> _WHAT IS EXPECTED_
Examine each line of the data, and copy the ones containing "output".

* * * * *

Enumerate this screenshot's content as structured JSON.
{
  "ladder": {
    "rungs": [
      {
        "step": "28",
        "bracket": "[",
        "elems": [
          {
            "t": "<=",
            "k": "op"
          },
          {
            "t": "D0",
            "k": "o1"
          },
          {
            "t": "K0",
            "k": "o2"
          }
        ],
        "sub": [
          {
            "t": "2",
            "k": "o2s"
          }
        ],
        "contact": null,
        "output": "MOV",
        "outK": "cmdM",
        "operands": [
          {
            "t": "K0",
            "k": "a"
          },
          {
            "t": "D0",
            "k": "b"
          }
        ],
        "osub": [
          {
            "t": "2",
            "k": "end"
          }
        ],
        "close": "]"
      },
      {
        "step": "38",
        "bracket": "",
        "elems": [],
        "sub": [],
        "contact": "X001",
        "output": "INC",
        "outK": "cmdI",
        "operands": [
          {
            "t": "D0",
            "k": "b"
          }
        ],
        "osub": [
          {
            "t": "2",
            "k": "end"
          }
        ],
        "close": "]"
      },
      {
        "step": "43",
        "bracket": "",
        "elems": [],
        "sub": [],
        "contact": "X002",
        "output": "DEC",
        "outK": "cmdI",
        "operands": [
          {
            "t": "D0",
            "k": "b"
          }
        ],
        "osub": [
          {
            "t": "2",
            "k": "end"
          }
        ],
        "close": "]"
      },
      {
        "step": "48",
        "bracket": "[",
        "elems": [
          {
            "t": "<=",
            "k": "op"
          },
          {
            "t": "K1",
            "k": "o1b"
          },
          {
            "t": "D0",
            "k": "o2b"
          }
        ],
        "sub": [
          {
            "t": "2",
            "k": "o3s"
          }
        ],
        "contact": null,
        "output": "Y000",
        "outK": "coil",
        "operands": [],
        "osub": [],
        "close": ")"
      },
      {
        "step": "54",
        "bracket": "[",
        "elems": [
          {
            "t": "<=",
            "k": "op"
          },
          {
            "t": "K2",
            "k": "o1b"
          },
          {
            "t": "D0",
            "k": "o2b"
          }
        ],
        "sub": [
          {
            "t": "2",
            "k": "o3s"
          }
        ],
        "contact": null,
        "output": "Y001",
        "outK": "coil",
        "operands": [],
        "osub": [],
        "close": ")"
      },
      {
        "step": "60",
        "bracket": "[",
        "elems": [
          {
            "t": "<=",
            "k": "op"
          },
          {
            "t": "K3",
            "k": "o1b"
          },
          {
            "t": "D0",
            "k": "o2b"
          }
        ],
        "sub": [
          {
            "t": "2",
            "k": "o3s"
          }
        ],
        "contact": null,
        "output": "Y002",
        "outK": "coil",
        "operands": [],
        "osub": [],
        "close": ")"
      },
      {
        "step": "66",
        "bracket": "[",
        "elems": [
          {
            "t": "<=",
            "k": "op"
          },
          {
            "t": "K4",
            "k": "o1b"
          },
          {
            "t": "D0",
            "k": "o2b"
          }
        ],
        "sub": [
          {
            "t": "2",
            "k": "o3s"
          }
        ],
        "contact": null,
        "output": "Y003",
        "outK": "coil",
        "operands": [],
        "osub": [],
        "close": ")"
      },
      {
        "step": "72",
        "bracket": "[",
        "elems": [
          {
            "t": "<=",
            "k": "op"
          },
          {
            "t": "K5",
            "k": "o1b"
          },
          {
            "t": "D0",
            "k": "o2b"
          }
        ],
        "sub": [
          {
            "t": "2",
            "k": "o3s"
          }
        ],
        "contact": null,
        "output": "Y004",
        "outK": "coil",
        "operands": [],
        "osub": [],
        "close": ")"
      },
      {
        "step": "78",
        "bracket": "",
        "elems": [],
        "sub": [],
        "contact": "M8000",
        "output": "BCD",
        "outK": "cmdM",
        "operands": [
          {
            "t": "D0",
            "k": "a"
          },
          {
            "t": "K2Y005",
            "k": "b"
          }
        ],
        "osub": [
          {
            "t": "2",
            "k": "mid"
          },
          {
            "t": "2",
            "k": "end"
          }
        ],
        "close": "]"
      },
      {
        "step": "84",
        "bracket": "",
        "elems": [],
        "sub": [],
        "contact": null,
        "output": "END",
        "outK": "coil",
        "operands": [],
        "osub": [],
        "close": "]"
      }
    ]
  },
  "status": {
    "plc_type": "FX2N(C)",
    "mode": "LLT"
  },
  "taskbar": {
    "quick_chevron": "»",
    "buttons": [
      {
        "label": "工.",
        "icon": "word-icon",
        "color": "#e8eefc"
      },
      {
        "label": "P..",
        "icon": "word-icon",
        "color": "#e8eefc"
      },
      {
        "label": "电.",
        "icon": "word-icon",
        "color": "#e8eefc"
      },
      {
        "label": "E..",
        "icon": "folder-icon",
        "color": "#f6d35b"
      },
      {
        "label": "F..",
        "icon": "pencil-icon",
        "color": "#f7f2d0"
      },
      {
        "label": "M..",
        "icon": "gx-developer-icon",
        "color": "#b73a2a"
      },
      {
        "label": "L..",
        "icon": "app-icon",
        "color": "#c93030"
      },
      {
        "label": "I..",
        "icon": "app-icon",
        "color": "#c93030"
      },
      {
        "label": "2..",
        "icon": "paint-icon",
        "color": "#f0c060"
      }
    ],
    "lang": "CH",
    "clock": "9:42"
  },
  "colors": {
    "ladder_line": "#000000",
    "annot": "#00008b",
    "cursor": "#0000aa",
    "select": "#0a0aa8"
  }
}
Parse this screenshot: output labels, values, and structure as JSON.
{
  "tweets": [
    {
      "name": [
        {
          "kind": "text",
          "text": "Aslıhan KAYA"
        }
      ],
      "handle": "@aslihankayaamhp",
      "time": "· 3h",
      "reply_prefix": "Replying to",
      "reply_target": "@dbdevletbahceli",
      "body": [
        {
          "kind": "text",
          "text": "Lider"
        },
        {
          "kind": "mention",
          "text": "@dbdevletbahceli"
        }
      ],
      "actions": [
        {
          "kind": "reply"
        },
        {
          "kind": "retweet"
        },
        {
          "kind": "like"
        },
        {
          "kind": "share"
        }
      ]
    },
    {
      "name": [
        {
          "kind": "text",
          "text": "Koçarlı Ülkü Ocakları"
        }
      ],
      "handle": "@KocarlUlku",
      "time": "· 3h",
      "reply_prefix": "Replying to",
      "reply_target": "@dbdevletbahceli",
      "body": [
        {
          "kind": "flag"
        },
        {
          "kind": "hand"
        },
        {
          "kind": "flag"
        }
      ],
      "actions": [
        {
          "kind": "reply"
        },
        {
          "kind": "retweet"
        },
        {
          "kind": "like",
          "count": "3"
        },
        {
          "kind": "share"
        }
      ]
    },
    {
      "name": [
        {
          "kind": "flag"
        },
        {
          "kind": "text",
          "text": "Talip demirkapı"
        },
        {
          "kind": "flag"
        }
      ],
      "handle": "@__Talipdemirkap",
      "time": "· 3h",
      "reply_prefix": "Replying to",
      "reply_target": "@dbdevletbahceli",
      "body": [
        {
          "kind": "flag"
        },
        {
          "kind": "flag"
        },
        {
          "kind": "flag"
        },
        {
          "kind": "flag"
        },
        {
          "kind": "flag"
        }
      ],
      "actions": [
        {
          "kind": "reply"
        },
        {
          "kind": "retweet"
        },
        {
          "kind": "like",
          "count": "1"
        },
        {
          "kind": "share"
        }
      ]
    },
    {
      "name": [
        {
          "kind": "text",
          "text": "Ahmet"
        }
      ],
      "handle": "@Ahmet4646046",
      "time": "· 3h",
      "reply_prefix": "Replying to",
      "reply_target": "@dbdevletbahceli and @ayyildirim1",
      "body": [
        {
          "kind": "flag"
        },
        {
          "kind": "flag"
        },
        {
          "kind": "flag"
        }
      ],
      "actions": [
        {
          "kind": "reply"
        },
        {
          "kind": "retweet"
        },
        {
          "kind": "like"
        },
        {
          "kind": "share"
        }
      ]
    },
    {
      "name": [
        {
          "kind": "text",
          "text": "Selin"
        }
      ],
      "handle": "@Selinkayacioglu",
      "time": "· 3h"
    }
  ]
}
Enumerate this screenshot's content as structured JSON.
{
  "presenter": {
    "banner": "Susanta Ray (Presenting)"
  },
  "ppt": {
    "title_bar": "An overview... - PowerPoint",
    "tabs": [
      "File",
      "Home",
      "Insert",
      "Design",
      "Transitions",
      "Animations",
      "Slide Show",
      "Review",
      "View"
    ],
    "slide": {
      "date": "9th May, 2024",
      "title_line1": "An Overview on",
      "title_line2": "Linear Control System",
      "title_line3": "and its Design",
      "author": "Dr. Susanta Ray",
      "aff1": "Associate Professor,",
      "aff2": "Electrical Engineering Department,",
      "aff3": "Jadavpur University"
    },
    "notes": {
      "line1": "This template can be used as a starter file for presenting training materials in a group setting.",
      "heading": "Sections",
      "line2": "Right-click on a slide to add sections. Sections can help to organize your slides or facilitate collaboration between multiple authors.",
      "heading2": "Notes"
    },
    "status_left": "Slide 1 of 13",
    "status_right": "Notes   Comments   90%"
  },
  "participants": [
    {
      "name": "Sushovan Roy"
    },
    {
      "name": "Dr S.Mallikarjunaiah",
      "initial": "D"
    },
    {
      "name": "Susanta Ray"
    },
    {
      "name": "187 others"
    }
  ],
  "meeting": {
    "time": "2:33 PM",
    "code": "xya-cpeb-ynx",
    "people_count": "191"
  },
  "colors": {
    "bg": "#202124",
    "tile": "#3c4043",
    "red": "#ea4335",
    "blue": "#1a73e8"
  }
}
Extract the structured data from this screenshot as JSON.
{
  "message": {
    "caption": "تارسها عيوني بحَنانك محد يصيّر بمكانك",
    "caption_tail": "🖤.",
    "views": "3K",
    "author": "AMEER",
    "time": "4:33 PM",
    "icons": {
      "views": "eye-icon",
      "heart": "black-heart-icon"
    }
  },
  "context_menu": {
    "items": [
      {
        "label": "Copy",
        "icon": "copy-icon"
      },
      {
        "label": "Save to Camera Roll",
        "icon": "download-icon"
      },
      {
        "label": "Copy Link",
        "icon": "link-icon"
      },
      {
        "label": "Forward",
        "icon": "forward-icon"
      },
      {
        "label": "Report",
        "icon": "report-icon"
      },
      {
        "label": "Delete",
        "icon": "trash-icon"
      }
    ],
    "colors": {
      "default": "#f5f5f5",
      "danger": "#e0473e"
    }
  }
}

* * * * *

> _WRITTEN SOLUTION_
        "output": "MOV",
        "output": "INC",
        "output": "DEC",
        "output": "Y000",
        "output": "Y001",
        "output": "Y002",
        "output": "Y003",
        "output": "Y004",
        "output": "BCD",
        "output": "END",
Parse this screenshot: output labels, values, and structure as JSON.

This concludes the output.